Jasmohan S. Bajaj, MD, of the division of gastroenterology, hepatology and nutrition at Virginia Commonwealth University, and colleagues wrote that therapies that can encourage reduced alcohol use are critical tools against mortality and morbidities caused by alcohol use disorder (AUD) and alcohol-related cirrhosis.

“Other studies have demonstrated a potential role of microbiota in the addictive behavior,” they wrote. “We have shown that in patients with advanced cirrhosis who are not currently drinking, the altered gut-brain axis responds to fecal microbiota transplant.”

Researchers randomly assigned men with AUD-related cirrhosis with problem drinking (AUD identification test [IT]-10>8) to receive one placebo (n = 10) or FMT enema (n = 10) from a donor enriched in Lachnospiraceae and Ruminococcacea. The primary outcome of the study was safety at 6 months.

Investigators assessed alcohol craving, alcohol consumption, quality of life, cognition, serum IL-6, lipopolysaccharide-binding protein, plasma/stool short-chain fatty acids and stool microbiota at baseline and after 15 days.

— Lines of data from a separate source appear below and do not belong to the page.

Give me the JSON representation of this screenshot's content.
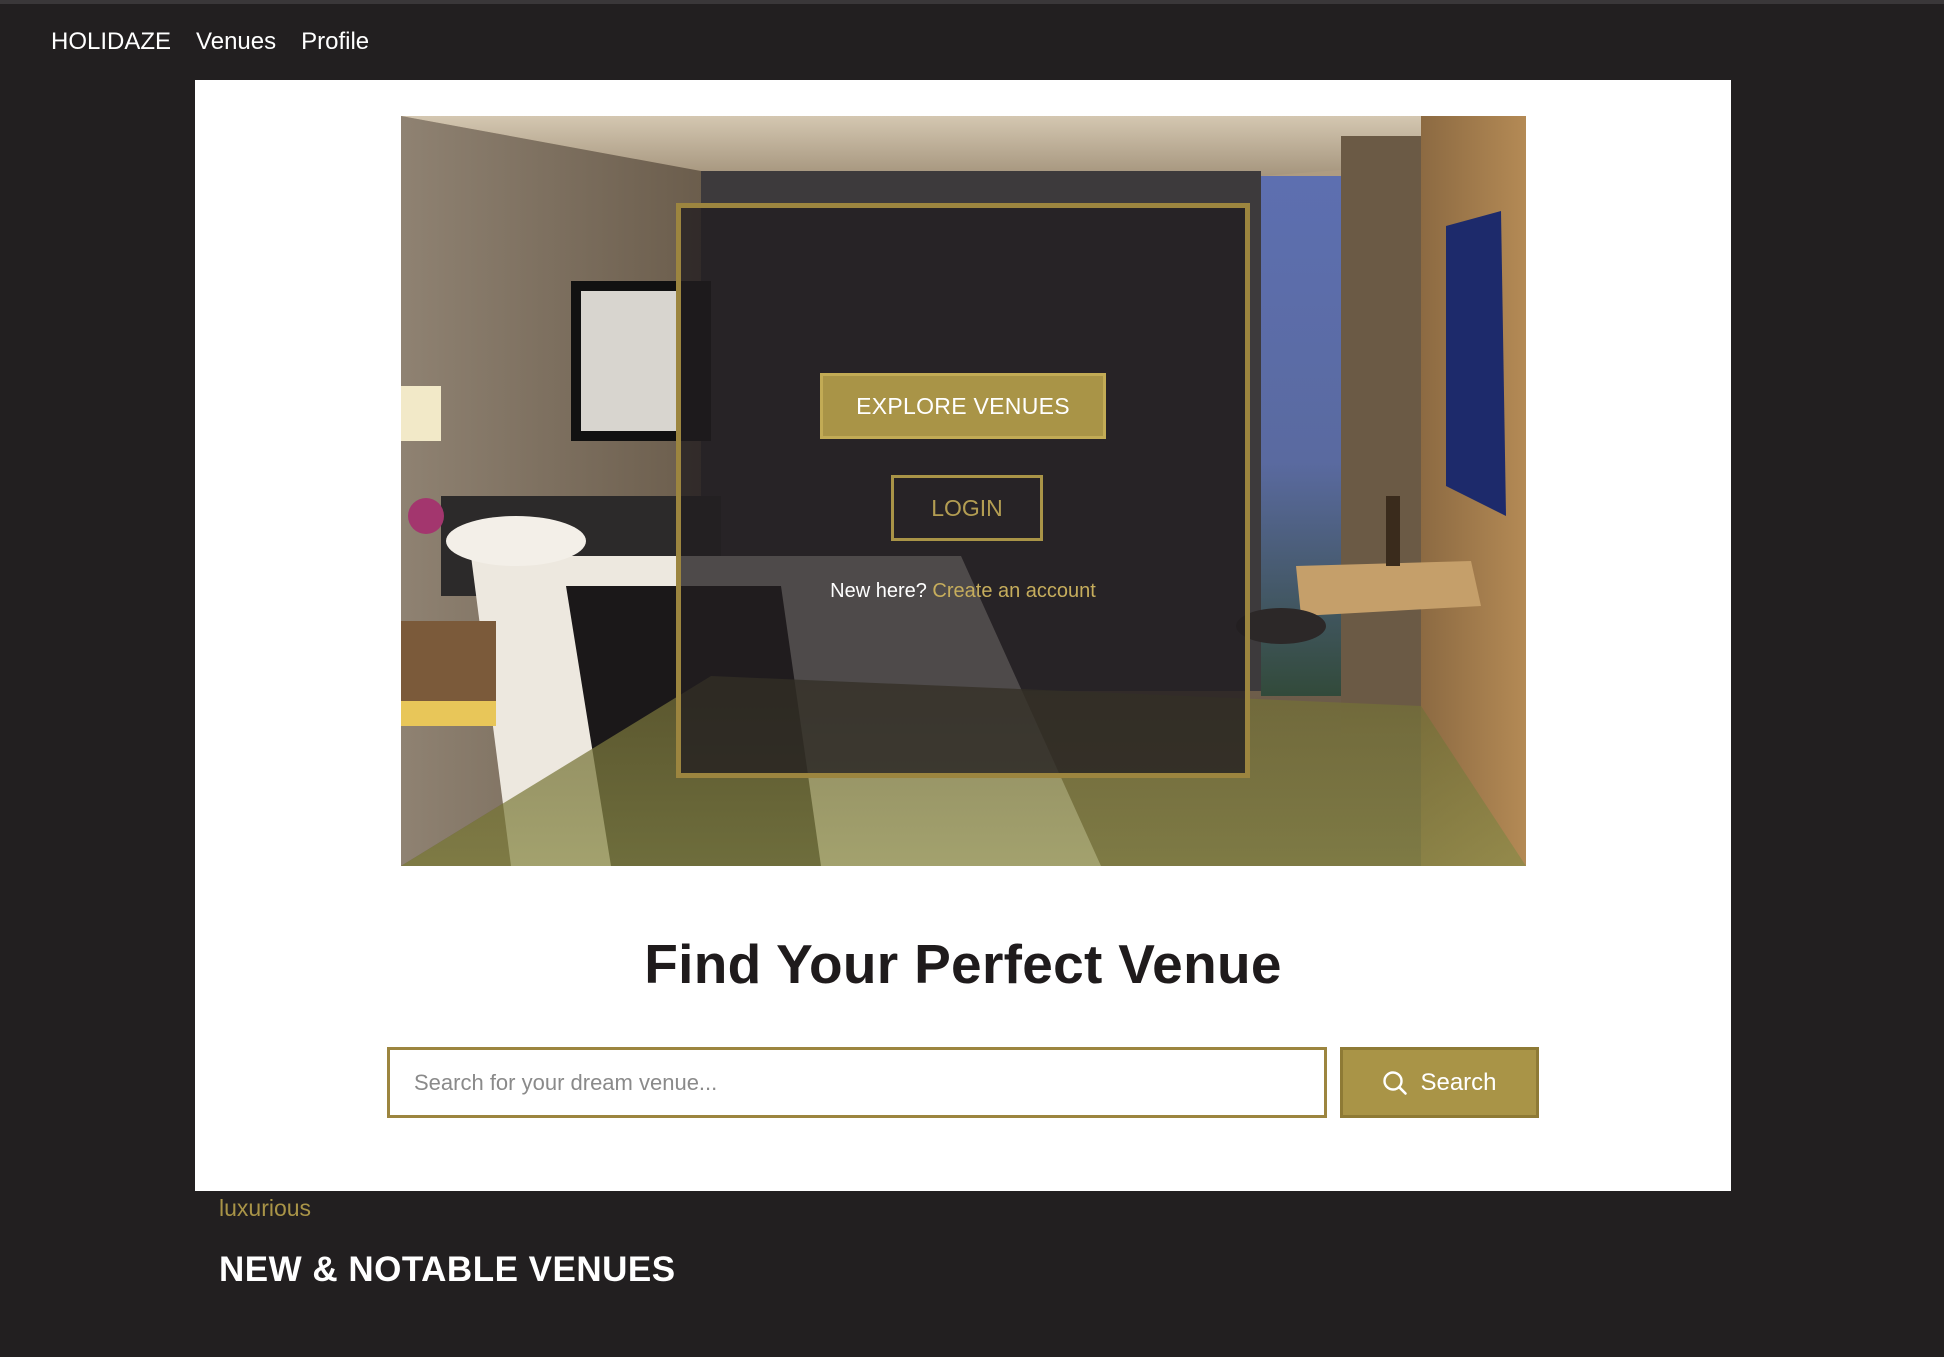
{
  "nav": {
    "brand": "HOLIDAZE",
    "items": [
      {
        "label": "Venues"
      },
      {
        "label": "Profile"
      }
    ]
  },
  "hero": {
    "explore_label": "EXPLORE VENUES",
    "login_label": "LOGIN",
    "new_here_text": "New here?",
    "create_account_label": "Create an account"
  },
  "main": {
    "title": "Find Your Perfect Venue",
    "search": {
      "placeholder": "Search for your dream venue...",
      "value": "",
      "button_label": "Search",
      "button_icon": "search-icon"
    }
  },
  "section": {
    "tag": "luxurious",
    "heading": "NEW & NOTABLE VENUES"
  },
  "colors": {
    "page_background": "#221f20",
    "accent_gold": "#a99447",
    "card_background": "#ffffff",
    "title_text": "#1f1b1c"
  }
}
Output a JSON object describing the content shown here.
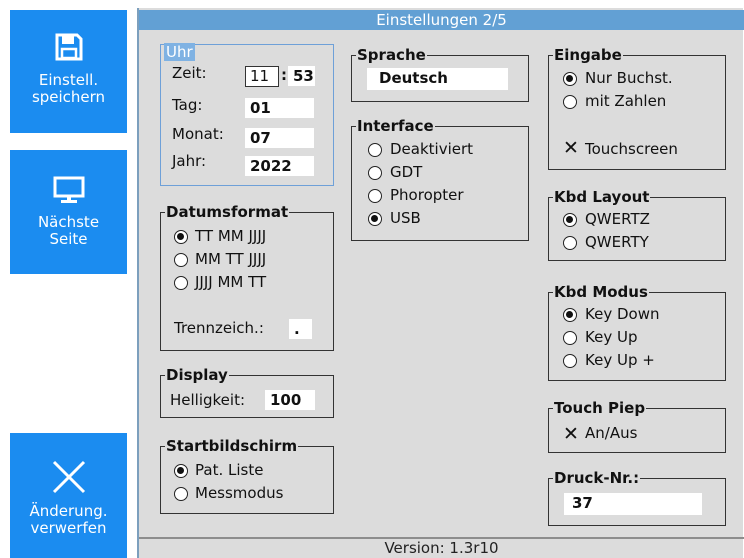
{
  "title": "Einstellungen 2/5",
  "version": "Version: 1.3r10",
  "sidebar": {
    "save": {
      "line1": "Einstell.",
      "line2": "speichern",
      "icon": "floppy-disk-icon"
    },
    "next": {
      "line1": "Nächste",
      "line2": "Seite",
      "icon": "monitor-icon"
    },
    "discard": {
      "line1": "Änderung.",
      "line2": "verwerfen",
      "icon": "close-icon"
    }
  },
  "uhr": {
    "title": "Uhr",
    "zeit_label": "Zeit:",
    "hour": "11",
    "sep": ":",
    "minute": "53",
    "tag_label": "Tag:",
    "tag": "01",
    "monat_label": "Monat:",
    "monat": "07",
    "jahr_label": "Jahr:",
    "jahr": "2022"
  },
  "datumsformat": {
    "title": "Datumsformat",
    "options": [
      "TT MM JJJJ",
      "MM TT JJJJ",
      "JJJJ MM TT"
    ],
    "selected": 0,
    "trenn_label": "Trennzeich.:",
    "trenn_value": "."
  },
  "display": {
    "title": "Display",
    "label": "Helligkeit:",
    "value": "100"
  },
  "startbild": {
    "title": "Startbildschirm",
    "options": [
      "Pat. Liste",
      "Messmodus"
    ],
    "selected": 0
  },
  "sprache": {
    "title": "Sprache",
    "value": "Deutsch"
  },
  "interface": {
    "title": "Interface",
    "options": [
      "Deaktiviert",
      "GDT",
      "Phoropter",
      "USB"
    ],
    "selected": 3
  },
  "eingabe": {
    "title": "Eingabe",
    "options": [
      "Nur Buchst.",
      "mit Zahlen"
    ],
    "selected": 0,
    "touch_label": "Touchscreen",
    "touch_checked": true
  },
  "kbd_layout": {
    "title": "Kbd Layout",
    "options": [
      "QWERTZ",
      "QWERTY"
    ],
    "selected": 0
  },
  "kbd_modus": {
    "title": "Kbd Modus",
    "options": [
      "Key Down",
      "Key Up",
      "Key Up +"
    ],
    "selected": 0
  },
  "touch_piep": {
    "title": "Touch Piep",
    "label": "An/Aus",
    "checked": true
  },
  "druck": {
    "title": "Druck-Nr.:",
    "value": "37"
  },
  "colors": {
    "accent": "#1b8cf0",
    "titlebar": "#62a0d4",
    "panel": "#dcdcdc"
  }
}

Bajaj and colleagues found that a greater proportion of patients in the FMT group experienced significant reductions in alcohol cravings compared with the placebo group (90% vs. 30%; P = .02). They also had lower urinary ethylglucuronide/creatinine, improved cognition and psychosocial QOL.

Microbial diversity increased among the FMT group, with higher Ruminococcaceae and other short chain fatty acid producing taxa.

After 6 months, the placebo group had more patients with any severe adverse event (8 vs. 2; P = .02) and AUD-related severe adverse events (7 vs. 1; P = .02).

“We conclude in this phase 1 trial that FMT in men with cirrhosis is safe, associated with reduction in short-term craving and consumption with beneficial microbial change,” Bajaj and colleagues wrote. “The FMT assigned group also demonstrated lower AUD-related events over the follow-up, which need to be confirmed and extended in larger number of patients with AUD.”